## CS 455 Lecture 2 – Triangles

### Agenda

• what ?s
• a history of OpenGL
• an overview of the graphics pipeline
• some models

### TODO

Before next class:

• Complete the lab exercise below and send in a screenshot of your main’s console output.

Before next Thursday:

• Read some tutorials or watch some videos on 3-D modeling. (Neal Hirsig offers a complete course.) Build a model of your choosing in Blender or some other modeling program. Post an image of it on this blog, with exactly these three categories: cs455, spring 2015, postmortems. This is worth a Blugold. Log in to the blog using the Login link in the menu at the top of the page. You should have received an email with your password earlier this week.

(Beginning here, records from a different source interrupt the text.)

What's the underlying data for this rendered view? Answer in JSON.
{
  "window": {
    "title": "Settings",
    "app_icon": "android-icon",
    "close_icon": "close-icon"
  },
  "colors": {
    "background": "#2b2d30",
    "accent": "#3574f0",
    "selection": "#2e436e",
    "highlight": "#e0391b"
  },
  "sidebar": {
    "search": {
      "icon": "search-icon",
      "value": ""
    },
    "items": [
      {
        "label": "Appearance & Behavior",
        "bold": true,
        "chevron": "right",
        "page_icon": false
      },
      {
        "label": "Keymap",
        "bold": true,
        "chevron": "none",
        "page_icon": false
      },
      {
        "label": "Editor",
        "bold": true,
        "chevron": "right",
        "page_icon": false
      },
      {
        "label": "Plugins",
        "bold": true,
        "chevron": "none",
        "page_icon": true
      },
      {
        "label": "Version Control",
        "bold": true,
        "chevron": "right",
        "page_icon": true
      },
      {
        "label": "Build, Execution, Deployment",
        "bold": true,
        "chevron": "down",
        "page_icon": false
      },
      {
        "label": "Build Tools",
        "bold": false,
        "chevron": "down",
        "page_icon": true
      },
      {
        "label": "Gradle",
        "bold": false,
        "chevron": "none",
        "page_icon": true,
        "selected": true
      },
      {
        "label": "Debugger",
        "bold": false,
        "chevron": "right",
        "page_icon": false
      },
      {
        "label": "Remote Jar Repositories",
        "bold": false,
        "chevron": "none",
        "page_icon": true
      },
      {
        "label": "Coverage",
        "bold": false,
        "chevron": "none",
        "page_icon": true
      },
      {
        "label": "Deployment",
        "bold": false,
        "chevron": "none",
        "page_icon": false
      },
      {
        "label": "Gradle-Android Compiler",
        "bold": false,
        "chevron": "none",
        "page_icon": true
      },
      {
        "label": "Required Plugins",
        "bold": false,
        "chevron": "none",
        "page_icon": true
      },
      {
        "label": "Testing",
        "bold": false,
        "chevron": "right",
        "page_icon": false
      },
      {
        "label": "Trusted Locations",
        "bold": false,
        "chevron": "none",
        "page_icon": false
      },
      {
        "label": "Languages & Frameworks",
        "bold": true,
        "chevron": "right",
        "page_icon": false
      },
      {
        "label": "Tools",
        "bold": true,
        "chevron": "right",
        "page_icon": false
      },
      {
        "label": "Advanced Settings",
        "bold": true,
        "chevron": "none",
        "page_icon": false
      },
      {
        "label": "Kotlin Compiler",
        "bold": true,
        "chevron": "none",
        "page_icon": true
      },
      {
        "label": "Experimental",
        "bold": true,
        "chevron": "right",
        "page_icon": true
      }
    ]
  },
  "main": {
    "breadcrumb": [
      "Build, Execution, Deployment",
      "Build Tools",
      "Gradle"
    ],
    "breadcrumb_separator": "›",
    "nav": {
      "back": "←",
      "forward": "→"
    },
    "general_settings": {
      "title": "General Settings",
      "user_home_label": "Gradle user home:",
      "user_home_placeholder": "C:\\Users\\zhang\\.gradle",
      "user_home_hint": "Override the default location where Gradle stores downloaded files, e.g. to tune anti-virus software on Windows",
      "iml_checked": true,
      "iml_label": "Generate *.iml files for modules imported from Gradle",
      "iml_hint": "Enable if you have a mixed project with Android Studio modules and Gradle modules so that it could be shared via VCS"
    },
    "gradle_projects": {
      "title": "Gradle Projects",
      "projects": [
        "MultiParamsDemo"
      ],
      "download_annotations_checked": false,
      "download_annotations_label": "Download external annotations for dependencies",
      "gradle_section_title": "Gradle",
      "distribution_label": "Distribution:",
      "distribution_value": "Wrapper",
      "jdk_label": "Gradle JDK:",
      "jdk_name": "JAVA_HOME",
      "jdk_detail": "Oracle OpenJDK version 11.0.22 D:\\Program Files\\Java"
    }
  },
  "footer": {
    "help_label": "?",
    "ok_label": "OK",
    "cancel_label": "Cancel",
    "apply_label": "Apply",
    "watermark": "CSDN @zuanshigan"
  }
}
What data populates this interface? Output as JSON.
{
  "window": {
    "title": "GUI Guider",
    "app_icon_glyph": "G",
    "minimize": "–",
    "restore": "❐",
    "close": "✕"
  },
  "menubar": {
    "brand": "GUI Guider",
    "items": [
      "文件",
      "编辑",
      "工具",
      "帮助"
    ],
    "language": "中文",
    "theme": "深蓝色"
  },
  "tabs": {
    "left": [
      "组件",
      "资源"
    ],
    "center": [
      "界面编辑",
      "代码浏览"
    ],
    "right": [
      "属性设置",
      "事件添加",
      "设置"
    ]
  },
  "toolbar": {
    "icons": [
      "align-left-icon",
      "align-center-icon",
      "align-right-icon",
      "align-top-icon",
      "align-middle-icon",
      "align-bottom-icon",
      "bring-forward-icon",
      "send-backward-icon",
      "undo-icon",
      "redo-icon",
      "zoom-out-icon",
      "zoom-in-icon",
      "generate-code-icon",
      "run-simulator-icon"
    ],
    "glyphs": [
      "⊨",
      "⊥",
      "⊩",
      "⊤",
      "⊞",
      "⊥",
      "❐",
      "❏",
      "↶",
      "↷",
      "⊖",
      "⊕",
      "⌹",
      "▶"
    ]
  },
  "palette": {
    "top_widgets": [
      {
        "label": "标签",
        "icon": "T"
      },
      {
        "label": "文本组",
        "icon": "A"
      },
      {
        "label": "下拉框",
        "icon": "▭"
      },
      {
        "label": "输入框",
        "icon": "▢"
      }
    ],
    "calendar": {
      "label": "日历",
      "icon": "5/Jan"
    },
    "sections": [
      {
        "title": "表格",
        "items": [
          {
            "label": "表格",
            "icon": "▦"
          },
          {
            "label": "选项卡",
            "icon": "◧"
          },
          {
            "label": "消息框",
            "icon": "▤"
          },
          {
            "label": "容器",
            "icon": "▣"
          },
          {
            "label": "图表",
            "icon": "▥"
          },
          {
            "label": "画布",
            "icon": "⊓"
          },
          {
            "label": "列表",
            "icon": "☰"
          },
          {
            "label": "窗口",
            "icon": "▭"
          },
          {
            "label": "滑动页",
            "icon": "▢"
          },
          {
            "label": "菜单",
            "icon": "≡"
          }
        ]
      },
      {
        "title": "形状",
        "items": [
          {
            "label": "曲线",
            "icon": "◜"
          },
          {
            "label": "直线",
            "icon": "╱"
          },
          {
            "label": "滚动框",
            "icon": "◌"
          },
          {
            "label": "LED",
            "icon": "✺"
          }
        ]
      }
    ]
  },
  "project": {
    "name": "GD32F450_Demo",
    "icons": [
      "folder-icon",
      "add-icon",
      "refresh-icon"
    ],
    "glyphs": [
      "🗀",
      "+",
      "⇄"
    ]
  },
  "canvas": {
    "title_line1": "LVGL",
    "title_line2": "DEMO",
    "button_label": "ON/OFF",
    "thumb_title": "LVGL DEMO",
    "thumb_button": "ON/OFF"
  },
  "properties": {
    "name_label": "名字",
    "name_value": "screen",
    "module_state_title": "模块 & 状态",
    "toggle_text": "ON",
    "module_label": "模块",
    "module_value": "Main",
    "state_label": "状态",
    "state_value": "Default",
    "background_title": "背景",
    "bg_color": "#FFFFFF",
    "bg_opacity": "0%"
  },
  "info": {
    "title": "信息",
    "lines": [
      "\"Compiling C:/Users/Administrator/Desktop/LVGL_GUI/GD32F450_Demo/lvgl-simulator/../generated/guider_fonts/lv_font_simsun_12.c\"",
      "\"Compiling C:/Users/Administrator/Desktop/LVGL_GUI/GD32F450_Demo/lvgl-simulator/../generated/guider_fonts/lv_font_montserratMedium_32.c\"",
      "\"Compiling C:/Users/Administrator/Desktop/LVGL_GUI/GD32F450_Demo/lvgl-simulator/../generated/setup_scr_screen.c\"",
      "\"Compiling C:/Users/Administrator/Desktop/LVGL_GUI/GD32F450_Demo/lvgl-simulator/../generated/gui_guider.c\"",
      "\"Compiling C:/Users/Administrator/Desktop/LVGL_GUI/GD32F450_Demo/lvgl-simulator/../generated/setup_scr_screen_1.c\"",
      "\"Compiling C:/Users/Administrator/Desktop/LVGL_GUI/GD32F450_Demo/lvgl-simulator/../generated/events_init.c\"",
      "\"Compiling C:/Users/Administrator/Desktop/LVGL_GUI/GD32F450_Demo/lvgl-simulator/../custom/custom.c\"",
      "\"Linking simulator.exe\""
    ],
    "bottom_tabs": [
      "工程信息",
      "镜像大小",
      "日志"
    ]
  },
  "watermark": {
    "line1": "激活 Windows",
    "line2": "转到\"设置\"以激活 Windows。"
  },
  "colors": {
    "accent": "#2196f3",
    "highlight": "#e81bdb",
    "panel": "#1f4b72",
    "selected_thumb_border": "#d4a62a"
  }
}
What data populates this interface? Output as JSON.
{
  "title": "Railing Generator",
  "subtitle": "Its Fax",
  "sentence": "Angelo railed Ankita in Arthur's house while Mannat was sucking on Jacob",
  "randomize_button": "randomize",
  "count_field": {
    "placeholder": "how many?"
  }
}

Check your junk mail if you can’t find it, or go through the Forgot my Password dance.

### Lab

Pair up with a neighbor to write a Vector3 class with the following specification:

1. Uses floats to represent the vector’s three components.
2. A default constructor that zeroes the vector’s three components.
3. A constructor that accepts the initial values of the three components.
4. A subscript method ( operator[]) that accepts an index of 0, 1, or 2. When the index is 0, it returns the x-component. 1, the y-component. 2, the z-component. So that this message may serve as both a getter ( cout << v[0]) and a setter ( v[0] = 1.2f) return the float as a reference to a member variable.
5. const subscript method.
6. A method that gets the vector’s length or magnitude.
7. const method that determines the dot product of this vector and a parameter vector (which comes in as a const reference).
8. A method that normalizes the vector.
9. + method that adds component-wise this vector to a parameter vector and returns the sum as a new vector.
10. += method similar to the previous method but which alters this vector instead of yielding a new one.
11. * method that scales component-wise this vector by a float scale factor parameter and returns the scaled vector as a new vector.
12. *= method similar to the previous method but which alters this vector instead of yielding a new one.

Declare the class in Vector3.h. Define it in Vector3.cpp. Create these files through Windows Explorer in the top-level source directory.

Many students prefer editing in Notepad++. You may make your edits with it, and when you go to run your projects, jump to Visual Studio. Messy, huh? I prefer the workflow of Linux or Mac.

Also write a << method for printing vectors. Note that this can’t be a member of Vector3, since the invoking object will be an ostream, not a Vector3.

#### Main

Now let’s create a second project in our Git repository for testing your Vector3 class. Create a directory named vectest and create file vectest.cpp with a main function that creates some vectors, scales them, adds them, and prints them. Invoke every method you wrote and make sure it does the correct thing.

Copy over first/CMakeLists.txt to your vectest directory. Change all the first references to vectest. Append  ../Vector3.cpp to the add_executable command. Also, in order to make CMake aware of this new project, add this line to the overall CMakeLists.txt in your top-level source directory:

add_subdirectory(vectest)

Rebuild in Visual Studio.

Add your new files to your Git project using the GUI client and push them to Bitbucket.